Work to complete:
In the listing below, how many lines hold the string "base"? Reply with the number and nothing else.

Supplied information:
□ □ □
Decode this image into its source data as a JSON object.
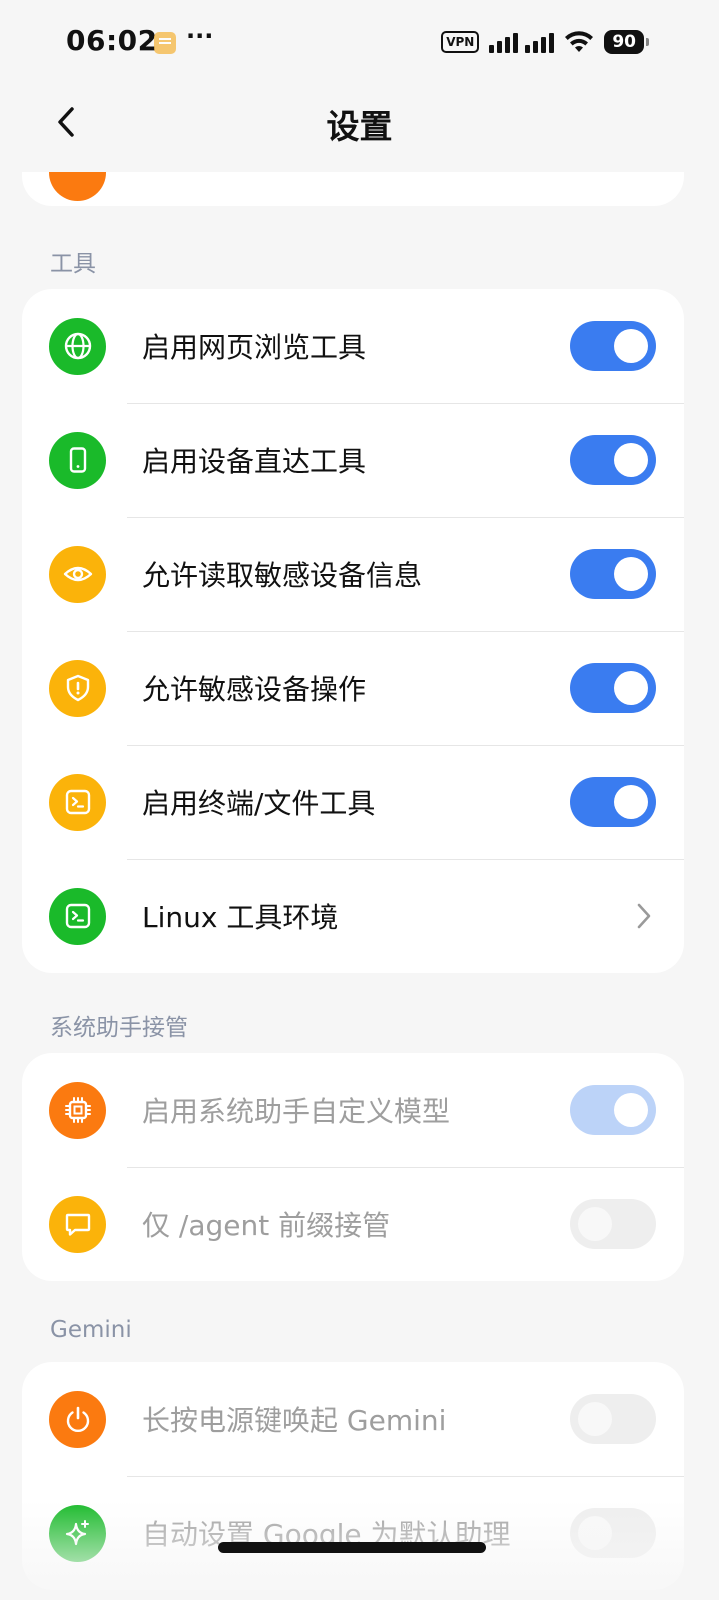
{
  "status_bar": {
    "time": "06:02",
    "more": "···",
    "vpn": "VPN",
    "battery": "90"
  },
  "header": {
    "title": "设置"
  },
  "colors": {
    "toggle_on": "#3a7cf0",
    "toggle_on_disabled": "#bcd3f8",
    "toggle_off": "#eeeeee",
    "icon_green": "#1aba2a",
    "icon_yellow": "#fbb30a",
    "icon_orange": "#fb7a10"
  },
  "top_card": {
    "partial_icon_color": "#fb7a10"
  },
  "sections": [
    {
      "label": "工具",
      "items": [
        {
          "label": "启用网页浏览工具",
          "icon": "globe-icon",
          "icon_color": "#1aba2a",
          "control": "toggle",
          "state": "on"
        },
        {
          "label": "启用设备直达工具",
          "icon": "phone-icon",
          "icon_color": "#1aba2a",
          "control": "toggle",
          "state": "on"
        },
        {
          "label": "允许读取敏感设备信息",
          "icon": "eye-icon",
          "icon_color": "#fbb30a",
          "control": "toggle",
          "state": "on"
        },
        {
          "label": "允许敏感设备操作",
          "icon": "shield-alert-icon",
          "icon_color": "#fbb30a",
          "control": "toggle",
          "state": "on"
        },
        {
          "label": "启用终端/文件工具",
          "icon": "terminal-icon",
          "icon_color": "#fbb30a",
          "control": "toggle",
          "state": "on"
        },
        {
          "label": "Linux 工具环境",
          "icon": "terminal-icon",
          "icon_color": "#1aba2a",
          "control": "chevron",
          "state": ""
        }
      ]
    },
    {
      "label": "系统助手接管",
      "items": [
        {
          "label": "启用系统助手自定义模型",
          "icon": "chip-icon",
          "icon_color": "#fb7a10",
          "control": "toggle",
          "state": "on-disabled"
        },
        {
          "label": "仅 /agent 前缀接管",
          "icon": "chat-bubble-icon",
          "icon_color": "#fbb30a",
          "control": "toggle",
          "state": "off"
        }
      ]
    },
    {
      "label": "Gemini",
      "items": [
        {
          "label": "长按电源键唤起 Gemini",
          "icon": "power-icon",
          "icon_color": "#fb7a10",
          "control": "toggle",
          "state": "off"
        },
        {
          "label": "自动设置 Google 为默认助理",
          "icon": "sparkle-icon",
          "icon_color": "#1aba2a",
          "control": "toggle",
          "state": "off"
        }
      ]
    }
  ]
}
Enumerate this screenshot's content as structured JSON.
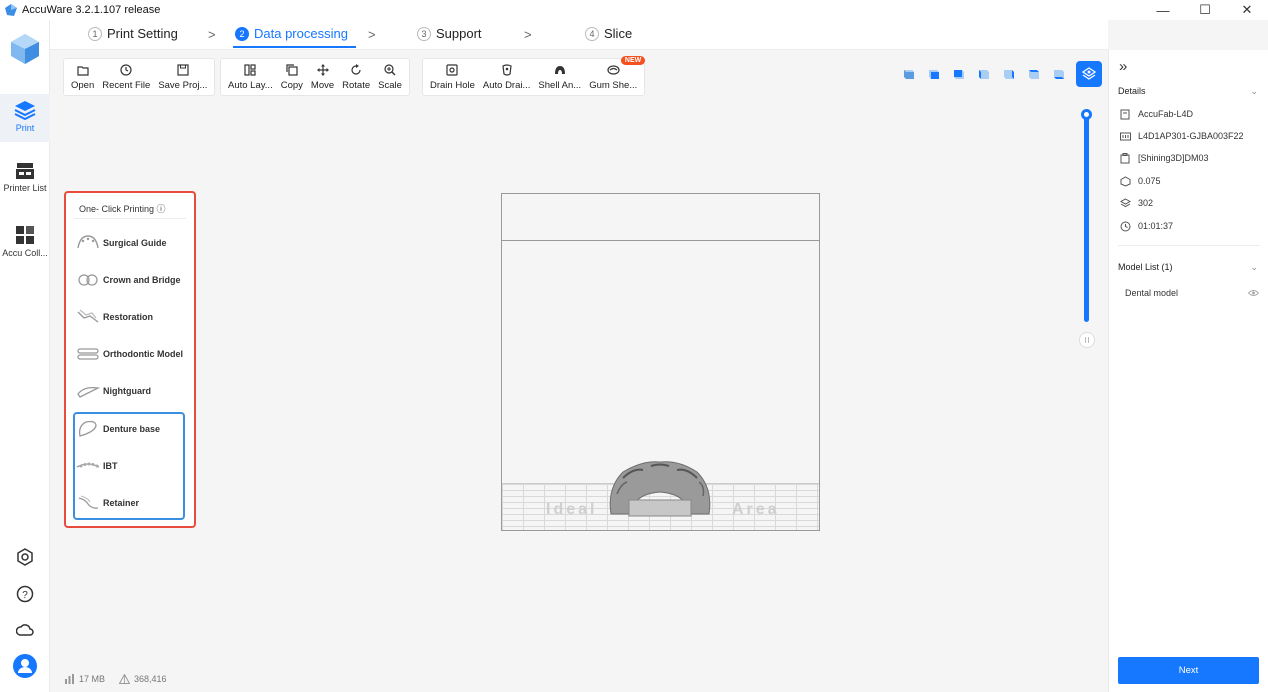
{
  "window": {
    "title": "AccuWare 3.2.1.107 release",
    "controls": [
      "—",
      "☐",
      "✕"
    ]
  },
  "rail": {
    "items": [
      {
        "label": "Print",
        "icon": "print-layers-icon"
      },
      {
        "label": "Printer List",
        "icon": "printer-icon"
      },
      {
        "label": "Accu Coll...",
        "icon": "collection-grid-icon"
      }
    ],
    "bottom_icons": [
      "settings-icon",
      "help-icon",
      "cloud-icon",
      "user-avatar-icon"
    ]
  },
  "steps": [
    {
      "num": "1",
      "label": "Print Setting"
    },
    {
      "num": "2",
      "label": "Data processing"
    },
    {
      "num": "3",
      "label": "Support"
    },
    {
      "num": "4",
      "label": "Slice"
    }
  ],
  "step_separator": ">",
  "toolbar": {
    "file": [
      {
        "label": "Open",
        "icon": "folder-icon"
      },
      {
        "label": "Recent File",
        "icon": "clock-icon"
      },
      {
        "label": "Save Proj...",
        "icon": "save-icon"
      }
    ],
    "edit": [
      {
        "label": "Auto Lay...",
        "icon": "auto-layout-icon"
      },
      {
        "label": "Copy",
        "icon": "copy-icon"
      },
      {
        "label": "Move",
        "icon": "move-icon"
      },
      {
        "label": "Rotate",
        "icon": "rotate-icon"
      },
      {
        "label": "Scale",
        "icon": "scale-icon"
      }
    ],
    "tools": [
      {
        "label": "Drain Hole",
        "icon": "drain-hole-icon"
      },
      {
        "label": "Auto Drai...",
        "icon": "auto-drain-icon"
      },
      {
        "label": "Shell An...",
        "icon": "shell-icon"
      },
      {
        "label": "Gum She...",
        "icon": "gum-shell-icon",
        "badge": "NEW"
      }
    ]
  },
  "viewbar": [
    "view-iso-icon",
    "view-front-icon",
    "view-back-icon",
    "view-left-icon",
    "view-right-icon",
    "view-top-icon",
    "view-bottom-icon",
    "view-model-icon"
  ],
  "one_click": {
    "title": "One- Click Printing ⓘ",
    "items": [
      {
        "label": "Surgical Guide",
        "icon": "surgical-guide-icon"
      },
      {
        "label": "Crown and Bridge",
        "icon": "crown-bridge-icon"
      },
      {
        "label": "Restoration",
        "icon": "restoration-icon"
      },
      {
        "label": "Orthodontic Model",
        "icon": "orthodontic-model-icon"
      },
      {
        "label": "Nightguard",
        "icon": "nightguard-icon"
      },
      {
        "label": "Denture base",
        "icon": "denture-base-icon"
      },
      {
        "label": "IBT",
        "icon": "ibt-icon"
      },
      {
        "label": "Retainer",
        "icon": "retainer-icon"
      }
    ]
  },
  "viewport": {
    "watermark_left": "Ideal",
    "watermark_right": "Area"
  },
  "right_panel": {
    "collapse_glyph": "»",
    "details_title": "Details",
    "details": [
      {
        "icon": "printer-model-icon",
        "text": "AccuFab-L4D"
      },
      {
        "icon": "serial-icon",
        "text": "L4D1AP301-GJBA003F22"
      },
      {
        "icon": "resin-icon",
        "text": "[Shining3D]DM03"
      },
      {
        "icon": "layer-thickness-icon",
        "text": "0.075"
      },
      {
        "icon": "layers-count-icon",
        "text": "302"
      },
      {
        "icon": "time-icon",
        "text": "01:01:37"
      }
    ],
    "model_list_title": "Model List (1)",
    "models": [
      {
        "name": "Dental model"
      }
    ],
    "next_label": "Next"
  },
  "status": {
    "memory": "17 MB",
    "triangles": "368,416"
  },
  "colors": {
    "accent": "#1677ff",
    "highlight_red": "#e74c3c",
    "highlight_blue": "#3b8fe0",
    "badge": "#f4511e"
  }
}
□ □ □
Task result:
2